Exercise -
Draw out every line with the word "text" from the listing below.

++++

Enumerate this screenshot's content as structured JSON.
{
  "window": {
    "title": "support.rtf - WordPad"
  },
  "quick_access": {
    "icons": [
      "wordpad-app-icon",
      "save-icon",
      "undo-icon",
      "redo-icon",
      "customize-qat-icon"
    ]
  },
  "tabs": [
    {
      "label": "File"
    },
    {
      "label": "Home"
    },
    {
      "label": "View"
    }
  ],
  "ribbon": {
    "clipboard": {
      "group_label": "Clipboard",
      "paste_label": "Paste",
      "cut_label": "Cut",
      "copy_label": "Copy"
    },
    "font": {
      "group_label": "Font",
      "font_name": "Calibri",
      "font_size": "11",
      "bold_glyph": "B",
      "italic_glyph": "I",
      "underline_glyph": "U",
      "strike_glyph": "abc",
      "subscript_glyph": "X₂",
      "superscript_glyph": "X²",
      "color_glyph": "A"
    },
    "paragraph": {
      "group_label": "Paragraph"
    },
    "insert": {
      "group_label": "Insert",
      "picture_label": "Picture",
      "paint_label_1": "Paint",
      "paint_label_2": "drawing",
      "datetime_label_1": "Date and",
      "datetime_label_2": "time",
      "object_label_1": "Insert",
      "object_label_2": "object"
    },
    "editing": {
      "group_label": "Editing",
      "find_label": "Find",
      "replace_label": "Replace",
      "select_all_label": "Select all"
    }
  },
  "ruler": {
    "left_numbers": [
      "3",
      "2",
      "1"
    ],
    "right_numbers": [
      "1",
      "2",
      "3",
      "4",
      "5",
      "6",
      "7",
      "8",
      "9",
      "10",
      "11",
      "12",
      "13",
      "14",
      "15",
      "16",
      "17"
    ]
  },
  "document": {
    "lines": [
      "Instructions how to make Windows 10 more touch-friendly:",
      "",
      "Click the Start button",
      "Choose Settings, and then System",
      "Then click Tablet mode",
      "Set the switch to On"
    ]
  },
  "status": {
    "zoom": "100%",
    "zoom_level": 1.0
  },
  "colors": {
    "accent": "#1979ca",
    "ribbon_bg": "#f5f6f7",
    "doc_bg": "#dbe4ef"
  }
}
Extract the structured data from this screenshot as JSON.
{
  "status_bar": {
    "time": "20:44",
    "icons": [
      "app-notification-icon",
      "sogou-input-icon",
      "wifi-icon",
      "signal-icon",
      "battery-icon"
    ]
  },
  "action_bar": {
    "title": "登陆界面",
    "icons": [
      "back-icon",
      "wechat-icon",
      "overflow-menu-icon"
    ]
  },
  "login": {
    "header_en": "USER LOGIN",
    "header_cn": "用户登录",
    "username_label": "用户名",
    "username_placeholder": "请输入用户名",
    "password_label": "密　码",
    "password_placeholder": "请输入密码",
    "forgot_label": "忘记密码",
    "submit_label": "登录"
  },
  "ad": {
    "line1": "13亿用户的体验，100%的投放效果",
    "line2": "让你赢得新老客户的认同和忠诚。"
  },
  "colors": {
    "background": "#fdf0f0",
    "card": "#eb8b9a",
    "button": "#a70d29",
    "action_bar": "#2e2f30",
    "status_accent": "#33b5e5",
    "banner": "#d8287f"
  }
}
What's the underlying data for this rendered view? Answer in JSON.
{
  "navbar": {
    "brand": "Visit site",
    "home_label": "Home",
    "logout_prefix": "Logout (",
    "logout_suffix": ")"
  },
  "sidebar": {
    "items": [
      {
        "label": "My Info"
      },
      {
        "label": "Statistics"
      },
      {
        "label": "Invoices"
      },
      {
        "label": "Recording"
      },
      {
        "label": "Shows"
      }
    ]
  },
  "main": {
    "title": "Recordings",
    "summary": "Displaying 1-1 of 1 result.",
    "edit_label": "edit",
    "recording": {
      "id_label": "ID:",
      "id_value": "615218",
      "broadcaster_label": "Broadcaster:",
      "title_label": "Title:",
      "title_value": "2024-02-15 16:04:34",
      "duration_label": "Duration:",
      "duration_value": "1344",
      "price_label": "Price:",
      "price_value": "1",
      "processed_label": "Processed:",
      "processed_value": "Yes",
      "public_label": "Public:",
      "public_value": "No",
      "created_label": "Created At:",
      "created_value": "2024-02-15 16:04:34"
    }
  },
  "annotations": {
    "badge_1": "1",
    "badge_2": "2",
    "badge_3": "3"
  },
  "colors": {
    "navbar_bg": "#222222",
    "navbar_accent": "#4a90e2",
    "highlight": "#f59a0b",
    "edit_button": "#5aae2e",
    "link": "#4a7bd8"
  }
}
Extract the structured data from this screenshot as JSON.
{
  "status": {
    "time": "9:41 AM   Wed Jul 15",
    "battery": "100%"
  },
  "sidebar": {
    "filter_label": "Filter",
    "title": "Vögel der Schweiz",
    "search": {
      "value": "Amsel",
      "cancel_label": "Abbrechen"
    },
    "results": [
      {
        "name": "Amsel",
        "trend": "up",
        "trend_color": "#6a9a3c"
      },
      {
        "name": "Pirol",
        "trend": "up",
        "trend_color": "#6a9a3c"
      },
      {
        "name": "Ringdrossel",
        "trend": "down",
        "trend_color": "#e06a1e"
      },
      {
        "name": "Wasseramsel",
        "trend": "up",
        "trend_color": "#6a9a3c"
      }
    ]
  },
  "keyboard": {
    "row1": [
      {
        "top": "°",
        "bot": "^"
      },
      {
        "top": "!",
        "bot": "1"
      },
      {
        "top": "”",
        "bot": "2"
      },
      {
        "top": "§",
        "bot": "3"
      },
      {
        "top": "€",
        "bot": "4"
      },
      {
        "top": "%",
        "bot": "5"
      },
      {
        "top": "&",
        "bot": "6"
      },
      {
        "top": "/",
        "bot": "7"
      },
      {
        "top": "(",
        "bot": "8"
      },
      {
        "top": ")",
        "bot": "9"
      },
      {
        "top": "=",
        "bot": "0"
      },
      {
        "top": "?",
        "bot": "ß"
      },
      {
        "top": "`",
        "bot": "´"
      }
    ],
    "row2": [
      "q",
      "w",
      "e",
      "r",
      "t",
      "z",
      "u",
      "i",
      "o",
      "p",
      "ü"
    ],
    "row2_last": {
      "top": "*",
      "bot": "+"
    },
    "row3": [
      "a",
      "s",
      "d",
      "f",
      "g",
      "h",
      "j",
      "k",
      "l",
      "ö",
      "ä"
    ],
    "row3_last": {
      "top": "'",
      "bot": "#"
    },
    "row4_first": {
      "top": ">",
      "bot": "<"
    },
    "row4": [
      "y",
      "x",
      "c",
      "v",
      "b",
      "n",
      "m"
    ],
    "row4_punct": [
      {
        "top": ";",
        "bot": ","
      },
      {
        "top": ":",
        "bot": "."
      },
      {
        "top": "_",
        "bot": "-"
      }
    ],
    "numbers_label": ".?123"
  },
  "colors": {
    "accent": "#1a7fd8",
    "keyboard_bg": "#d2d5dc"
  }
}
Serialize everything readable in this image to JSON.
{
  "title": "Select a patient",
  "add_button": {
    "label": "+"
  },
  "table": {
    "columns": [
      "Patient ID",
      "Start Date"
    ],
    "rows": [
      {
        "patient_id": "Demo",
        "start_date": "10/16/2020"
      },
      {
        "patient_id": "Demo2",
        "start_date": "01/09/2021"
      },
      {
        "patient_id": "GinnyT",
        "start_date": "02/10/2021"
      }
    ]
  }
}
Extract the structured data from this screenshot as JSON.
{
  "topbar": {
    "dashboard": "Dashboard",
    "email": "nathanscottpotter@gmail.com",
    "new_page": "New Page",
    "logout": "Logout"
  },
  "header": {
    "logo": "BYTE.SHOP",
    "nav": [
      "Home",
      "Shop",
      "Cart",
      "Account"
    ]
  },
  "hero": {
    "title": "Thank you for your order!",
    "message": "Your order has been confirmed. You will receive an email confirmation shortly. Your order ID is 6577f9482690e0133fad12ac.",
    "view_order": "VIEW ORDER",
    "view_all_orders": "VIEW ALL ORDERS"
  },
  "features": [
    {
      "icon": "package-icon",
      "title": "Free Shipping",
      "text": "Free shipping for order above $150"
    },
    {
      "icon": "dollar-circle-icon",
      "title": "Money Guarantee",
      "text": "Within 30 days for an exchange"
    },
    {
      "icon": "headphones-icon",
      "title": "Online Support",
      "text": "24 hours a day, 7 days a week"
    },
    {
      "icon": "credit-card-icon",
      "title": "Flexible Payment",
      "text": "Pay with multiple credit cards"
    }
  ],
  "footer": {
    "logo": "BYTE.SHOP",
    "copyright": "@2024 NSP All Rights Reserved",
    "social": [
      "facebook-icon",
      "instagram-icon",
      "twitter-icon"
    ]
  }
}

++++

Reply to the exercise -
      "text": "Free shipping for order above $150"
      "text": "Within 30 days for an exchange"
      "text": "24 hours a day, 7 days a week"
      "text": "Pay with multiple credit cards"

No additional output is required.